The restorative justice system gives equal voice to the post-conflict positions of victims and perpetrators.
Restorative justice is a non-penal approach to dealing with the aftermath of a criminal offense. Mediated encounters between victim and perpetrator groups ensure that both victims and perpetrators have an opportunity to express themselves. The goal of the encounter is to facilitate an exchange of apology from the perpetrator to the victim and the creation of a reparations agreement for the victim that is formed through joint victim-perpetrator agreement. Such outcomes, however, are not guaranteed.
There are three evaluative approaches to restorative justice, one emphasizing the salience of the encounter itself, the second the reparative function of righting the damage done, and the third the transformative moment that instills change in the two sides and their relationship, as well as in the world at large (Johnstone and Van Ness, 2007).
An admission of wrongdoing on behalf of perpetrator(s) who committed criminal offense. Such admission is often difficult to elicit and achieve, yet apology, saying “I’m sorry,” is required before any aspect of restitution can ensue.
The return of stolen property and belongings by the perpetrator to the victim in the aftermath of a criminal offense.
Monetary compensation for that which cannot be returned, provided by the perpetrator to the victim in the aftermath of a criminal offense, to lessen the damage done. The amount is jointly determined during the perpetrator-victim encounter. Reparation may also include health treatment for the victim.
Victims and Restitution
Return of that which belongs to the victim, including livelihood, to achieve conditions desired by the victim, through the combined use of apology, actual restitution, and reparation. Each of these measures does not have to occur to facilitate restitution. Many losses, such as the life of a loved one, cannot be restored.
Victims and Restorative Justice

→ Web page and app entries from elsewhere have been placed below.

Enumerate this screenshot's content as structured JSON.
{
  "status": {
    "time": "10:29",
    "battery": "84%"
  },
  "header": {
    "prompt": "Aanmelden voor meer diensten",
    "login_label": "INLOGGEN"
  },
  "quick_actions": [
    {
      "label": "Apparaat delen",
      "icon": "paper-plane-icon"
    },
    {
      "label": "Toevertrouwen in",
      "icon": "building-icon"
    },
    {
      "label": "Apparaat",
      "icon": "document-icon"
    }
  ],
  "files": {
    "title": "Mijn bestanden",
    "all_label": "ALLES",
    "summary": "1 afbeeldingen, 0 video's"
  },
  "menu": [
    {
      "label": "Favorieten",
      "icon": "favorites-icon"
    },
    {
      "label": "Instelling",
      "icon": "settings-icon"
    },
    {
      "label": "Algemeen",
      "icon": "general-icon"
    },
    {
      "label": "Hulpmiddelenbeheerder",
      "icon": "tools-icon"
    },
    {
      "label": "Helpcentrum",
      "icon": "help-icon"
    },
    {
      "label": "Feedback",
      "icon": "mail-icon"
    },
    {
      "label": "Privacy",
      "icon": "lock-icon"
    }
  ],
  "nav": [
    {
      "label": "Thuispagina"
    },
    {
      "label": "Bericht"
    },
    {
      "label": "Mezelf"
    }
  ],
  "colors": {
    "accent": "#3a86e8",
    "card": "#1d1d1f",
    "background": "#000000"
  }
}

Restorative justice is one of the rare approaches within criminal justice initiatives that restores to the victim elements that were lost because of the damaging acts of the perpetrator. However, in the history of human relations, there is often not a dyadic opposition of victim and perpetrator, but several groups that may have been involved in causing trauma and destruction to victims.
Restorative justice is one of the rare approaches within criminal justice initiatives that restores to the victim…
From our research, we now understand that the complexity of the different historical scenarios that frame genocides and their aftermaths precludes simplified outcomes. It is naïve to presume that efforts at reconciliation and restorative justice will neutralize the pain of survivors and their descendants. Our suggestion of programs of educational restitution is one way to help victimized groups, but not a panacea that alleviates the injustice and suffering experienced by the victims.
Both the theoretical constructs of restorative justice and the practical work of restitution following genocides encouraged us to establish a framework of educational restitution relating to the language and culture of life before genocide.